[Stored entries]
>>>>>

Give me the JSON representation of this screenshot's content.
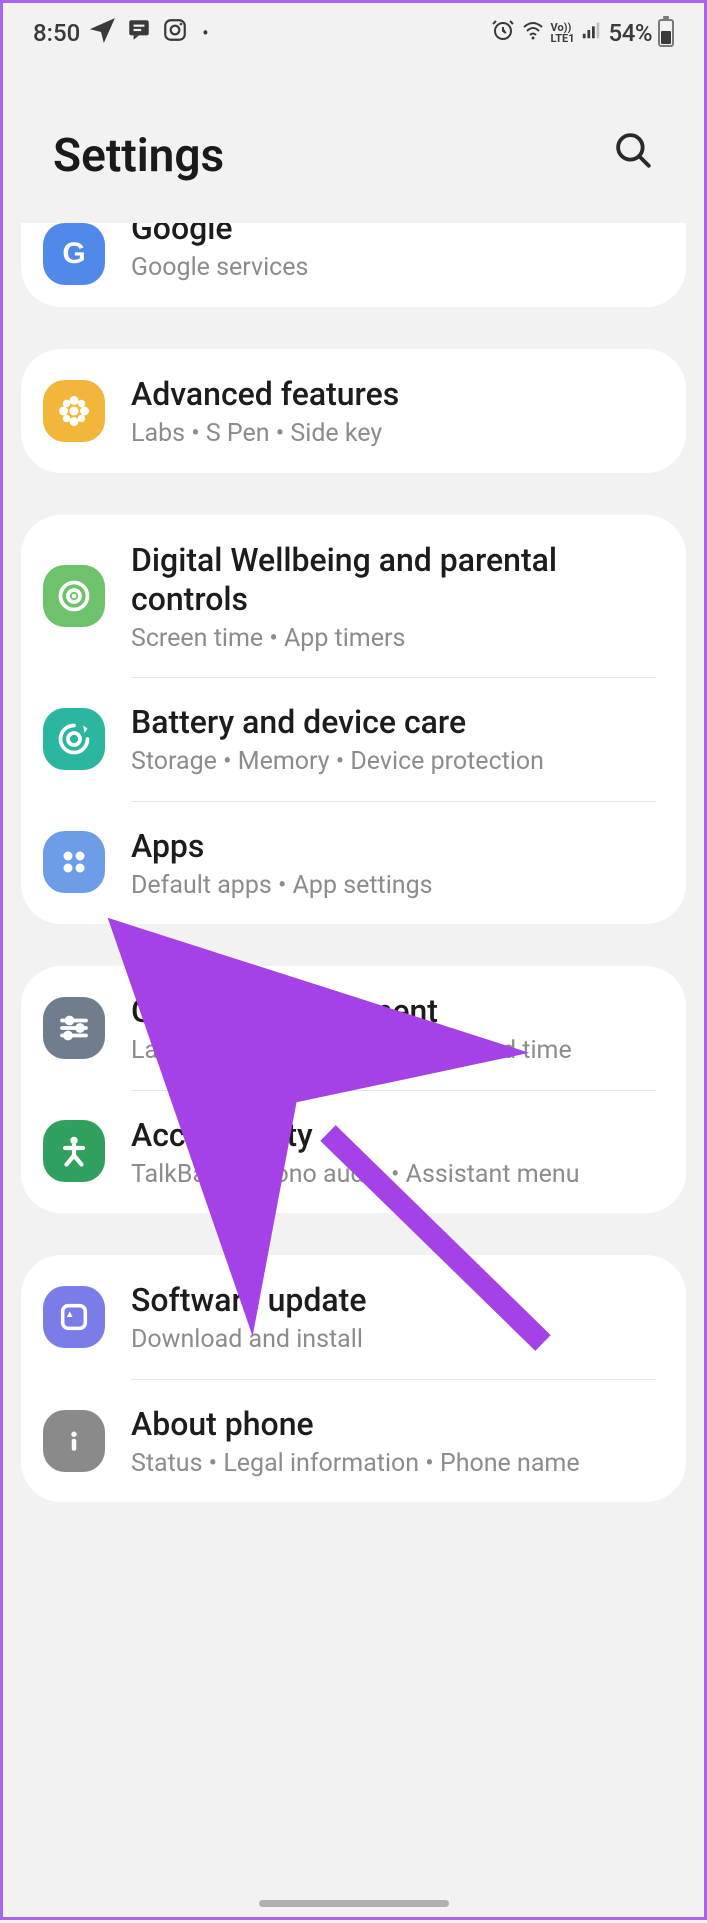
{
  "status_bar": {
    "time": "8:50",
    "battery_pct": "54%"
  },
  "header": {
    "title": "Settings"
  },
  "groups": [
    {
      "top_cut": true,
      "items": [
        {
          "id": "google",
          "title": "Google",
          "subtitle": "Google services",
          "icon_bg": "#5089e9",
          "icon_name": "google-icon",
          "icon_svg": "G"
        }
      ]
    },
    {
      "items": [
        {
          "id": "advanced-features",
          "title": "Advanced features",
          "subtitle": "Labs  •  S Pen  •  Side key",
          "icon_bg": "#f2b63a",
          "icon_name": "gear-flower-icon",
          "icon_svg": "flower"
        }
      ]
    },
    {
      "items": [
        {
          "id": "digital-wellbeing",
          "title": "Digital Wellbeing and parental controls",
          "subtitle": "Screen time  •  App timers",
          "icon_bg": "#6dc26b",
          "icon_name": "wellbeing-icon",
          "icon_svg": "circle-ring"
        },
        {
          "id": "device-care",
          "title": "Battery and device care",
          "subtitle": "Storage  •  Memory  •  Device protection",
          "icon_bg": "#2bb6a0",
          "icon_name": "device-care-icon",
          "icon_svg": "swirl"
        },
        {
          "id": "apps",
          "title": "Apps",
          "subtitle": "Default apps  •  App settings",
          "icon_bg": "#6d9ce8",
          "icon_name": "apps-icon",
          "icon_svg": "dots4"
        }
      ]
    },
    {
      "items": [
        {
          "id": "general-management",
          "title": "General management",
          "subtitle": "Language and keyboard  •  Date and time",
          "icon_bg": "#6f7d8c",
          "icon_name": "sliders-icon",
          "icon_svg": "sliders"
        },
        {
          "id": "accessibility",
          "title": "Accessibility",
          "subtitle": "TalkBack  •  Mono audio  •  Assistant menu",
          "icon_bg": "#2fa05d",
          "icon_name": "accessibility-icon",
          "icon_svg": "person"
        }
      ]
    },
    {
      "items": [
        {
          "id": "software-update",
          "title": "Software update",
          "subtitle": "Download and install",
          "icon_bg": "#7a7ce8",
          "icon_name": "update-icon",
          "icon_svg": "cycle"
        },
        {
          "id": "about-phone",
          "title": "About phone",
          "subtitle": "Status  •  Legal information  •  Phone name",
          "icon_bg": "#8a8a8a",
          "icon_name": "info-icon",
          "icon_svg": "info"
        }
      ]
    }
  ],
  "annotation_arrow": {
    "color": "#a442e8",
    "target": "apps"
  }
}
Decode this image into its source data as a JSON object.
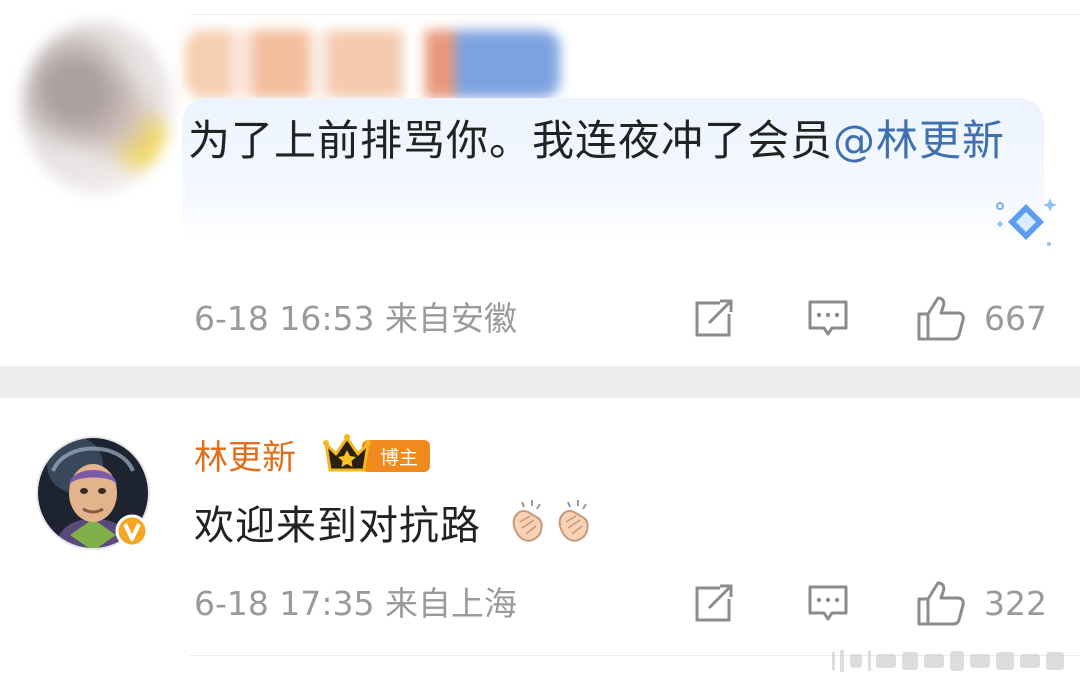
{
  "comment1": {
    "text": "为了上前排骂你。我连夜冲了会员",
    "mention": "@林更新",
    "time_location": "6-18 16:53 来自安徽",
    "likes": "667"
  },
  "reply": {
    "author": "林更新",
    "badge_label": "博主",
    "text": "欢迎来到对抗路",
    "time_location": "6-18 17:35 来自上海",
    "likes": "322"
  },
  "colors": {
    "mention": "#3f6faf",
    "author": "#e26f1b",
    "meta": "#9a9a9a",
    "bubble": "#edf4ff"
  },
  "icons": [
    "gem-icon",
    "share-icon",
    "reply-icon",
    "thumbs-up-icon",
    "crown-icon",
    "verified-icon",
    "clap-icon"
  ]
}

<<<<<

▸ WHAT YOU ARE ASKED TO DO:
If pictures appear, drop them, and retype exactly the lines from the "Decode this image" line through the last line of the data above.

▸ RESPONSE TO THIS TASK:
Decode this image into its source data as a JSON object.
{
  "comment1": {
    "text": "为了上前排骂你。我连夜冲了会员",
    "mention": "@林更新",
    "time_location": "6-18 16:53 来自安徽",
    "likes": "667"
  },
  "reply": {
    "author": "林更新",
    "badge_label": "博主",
    "text": "欢迎来到对抗路",
    "time_location": "6-18 17:35 来自上海",
    "likes": "322"
  },
  "colors": {
    "mention": "#3f6faf",
    "author": "#e26f1b",
    "meta": "#9a9a9a",
    "bubble": "#edf4ff"
  },
  "icons": [
    "gem-icon",
    "share-icon",
    "reply-icon",
    "thumbs-up-icon",
    "crown-icon",
    "verified-icon",
    "clap-icon"
  ]
}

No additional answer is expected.